Every line of the entries with the word "duration" in it should be shown.

(Source material)

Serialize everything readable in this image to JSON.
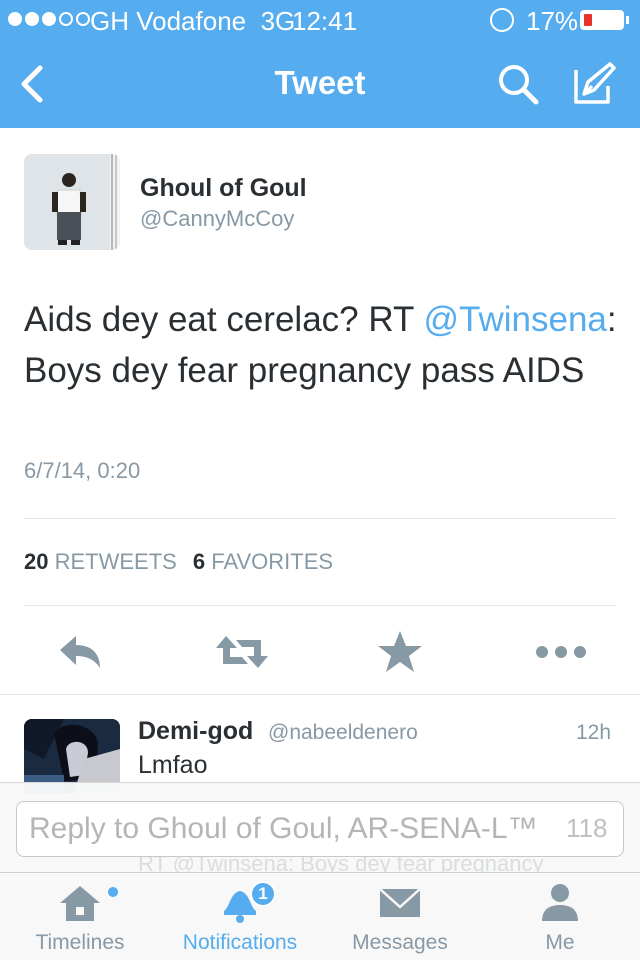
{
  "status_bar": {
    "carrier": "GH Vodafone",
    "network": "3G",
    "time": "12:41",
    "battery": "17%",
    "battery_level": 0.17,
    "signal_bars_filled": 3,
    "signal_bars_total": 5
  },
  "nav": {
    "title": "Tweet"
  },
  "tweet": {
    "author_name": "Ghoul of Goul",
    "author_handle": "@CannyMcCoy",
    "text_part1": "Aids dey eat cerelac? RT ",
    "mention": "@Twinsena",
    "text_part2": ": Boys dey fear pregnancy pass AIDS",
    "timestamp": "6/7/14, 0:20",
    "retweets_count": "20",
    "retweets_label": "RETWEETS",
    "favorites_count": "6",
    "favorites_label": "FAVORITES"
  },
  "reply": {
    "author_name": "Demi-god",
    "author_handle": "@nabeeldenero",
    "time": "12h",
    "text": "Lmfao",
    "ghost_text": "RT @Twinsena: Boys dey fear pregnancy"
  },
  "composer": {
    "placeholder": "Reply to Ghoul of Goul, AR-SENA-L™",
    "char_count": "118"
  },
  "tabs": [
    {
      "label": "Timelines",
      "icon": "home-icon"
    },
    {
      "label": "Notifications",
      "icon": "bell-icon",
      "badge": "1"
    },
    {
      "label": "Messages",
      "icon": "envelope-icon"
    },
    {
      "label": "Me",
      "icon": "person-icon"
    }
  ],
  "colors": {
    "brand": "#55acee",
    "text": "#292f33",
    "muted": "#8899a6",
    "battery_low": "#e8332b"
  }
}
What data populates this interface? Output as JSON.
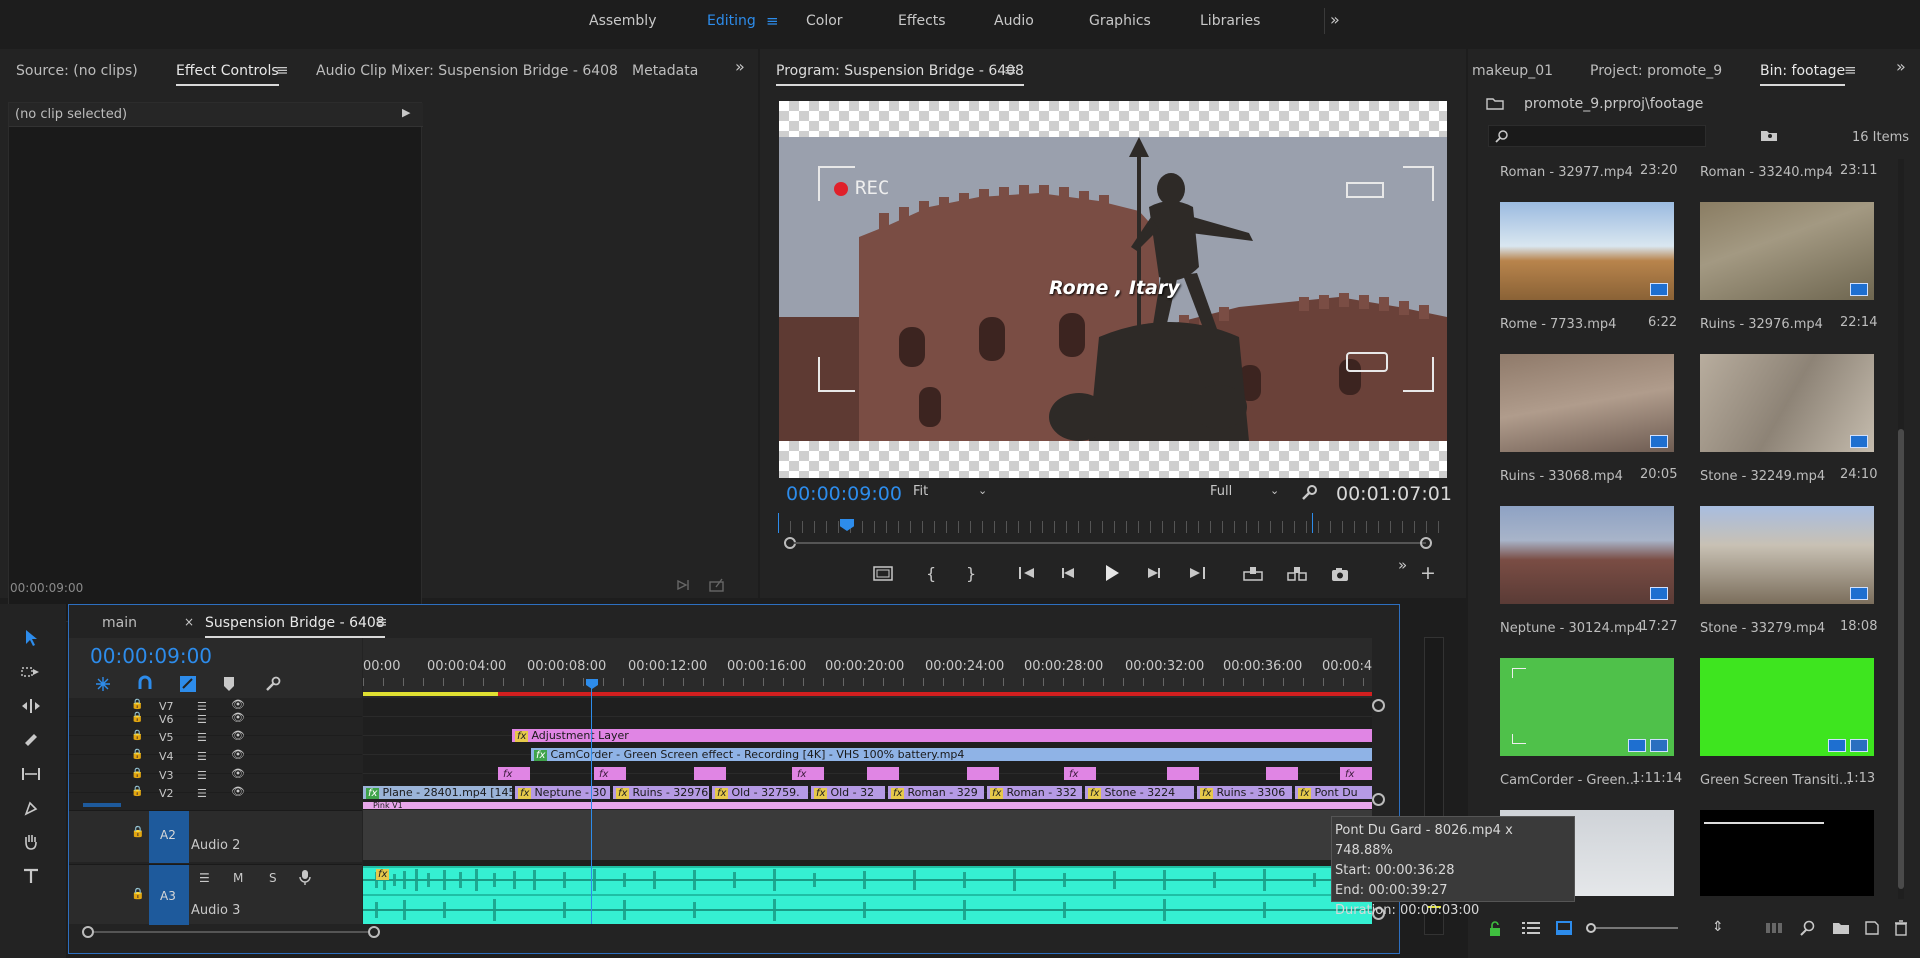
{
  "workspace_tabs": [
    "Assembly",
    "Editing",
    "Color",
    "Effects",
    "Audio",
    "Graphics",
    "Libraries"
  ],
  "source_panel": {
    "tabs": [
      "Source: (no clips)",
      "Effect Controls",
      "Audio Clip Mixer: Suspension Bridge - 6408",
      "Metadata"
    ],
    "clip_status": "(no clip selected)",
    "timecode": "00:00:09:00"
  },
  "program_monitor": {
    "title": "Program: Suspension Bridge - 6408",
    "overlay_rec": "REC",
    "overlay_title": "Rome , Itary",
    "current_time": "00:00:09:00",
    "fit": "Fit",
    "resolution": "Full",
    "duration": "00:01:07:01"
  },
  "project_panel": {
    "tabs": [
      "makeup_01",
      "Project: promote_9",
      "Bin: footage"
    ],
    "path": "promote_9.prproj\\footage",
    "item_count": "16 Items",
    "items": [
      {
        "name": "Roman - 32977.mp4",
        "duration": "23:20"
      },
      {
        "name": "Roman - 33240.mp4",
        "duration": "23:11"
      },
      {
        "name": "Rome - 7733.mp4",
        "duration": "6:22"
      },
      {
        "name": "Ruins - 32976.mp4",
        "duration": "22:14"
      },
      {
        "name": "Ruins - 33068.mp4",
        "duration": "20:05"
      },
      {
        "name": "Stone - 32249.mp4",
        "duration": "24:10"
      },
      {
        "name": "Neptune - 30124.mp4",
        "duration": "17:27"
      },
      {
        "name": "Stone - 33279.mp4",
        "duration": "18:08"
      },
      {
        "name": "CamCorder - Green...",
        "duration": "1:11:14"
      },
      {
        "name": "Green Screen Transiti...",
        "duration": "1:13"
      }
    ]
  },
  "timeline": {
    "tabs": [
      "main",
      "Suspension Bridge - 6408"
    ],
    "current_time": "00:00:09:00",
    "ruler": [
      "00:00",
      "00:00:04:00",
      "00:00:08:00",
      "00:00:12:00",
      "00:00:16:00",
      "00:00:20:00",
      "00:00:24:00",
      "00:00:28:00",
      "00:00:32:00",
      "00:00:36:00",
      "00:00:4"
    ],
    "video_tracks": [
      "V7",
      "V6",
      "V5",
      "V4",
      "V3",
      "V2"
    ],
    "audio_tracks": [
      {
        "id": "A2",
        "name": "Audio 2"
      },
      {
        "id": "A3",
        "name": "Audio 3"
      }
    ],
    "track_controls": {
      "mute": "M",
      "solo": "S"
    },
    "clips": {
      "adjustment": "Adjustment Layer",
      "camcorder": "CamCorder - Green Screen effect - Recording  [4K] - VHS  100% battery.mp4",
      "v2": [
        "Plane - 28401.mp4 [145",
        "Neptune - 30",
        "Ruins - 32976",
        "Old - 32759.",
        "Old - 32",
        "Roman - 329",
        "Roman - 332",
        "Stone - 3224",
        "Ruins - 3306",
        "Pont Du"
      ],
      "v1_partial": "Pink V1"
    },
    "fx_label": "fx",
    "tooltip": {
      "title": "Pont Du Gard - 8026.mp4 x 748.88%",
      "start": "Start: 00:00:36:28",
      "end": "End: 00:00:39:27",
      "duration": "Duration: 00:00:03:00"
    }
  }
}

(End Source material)
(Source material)

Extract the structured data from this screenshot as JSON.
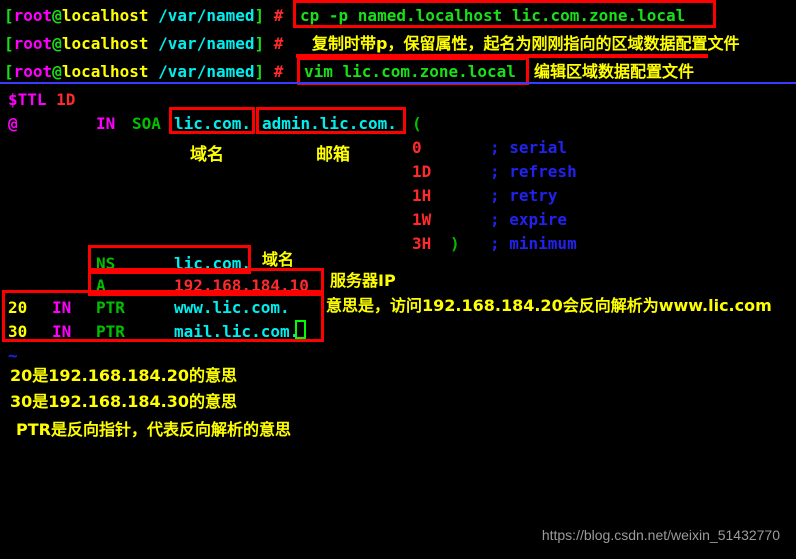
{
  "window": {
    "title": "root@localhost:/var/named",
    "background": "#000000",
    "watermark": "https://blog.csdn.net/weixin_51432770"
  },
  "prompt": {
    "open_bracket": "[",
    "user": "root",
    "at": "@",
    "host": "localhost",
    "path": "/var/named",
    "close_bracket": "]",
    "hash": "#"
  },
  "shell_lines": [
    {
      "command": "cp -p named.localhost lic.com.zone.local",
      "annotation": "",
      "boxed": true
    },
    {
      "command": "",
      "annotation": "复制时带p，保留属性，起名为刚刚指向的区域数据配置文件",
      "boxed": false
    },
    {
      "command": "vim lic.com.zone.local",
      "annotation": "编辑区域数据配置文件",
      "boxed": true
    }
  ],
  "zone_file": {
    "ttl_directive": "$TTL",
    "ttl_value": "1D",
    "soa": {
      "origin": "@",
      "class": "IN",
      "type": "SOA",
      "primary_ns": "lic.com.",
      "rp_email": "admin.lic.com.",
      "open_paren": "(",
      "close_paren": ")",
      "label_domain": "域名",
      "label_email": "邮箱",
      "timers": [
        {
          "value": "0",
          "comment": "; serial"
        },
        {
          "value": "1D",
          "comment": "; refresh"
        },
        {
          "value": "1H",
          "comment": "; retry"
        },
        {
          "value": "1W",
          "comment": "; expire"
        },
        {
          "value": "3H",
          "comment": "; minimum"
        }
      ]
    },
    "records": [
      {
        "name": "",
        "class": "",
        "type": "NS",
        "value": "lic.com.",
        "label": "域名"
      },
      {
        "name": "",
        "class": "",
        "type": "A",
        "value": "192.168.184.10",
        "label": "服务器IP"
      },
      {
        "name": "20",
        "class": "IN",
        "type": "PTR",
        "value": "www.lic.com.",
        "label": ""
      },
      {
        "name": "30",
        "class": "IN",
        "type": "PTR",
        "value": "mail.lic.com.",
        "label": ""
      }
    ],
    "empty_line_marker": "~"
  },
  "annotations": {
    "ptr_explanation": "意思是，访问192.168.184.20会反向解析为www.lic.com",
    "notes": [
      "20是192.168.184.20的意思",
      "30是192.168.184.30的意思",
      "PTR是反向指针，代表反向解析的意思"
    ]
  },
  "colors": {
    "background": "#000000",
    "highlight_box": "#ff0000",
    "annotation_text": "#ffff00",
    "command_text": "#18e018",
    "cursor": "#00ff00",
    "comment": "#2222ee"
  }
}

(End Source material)
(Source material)

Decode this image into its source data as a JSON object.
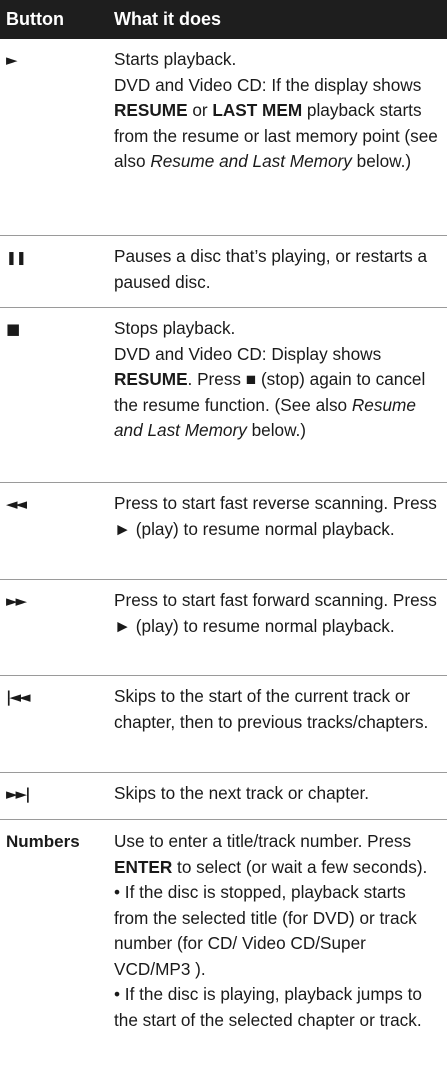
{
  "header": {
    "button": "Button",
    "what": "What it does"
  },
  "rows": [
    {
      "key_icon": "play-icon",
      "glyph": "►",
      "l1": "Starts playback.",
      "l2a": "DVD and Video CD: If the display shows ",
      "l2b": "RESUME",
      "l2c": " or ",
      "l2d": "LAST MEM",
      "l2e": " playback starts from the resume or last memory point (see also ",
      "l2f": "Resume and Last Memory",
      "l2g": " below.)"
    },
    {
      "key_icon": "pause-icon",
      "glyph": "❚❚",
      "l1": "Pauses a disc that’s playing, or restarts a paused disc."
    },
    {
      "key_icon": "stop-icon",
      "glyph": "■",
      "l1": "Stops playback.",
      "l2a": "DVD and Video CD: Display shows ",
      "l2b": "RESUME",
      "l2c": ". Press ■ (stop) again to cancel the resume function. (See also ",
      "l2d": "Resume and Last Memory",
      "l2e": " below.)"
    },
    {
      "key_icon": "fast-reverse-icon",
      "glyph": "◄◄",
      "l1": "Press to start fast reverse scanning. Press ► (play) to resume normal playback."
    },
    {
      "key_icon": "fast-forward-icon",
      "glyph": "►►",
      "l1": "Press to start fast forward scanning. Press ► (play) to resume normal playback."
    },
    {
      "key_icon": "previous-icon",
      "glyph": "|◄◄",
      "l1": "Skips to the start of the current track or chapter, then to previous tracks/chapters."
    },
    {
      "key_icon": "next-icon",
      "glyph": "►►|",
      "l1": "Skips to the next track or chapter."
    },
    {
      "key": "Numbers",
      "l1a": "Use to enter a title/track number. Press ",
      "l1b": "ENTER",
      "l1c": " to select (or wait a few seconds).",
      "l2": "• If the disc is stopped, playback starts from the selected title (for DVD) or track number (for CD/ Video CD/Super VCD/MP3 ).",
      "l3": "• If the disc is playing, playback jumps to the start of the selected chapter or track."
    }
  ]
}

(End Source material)

**Problem solution**
    "duration": "00:01:07:01"
        "duration": "23:20"
        "duration": "23:11"
        "duration": "6:22"
        "duration": "22:14"
        "duration": "20:05"
        "duration": "24:10"
        "duration": "17:27"
        "duration": "18:08"
        "duration": "1:11:14"
        "duration": "1:13"
      "duration": "Duration: 00:00:03:00"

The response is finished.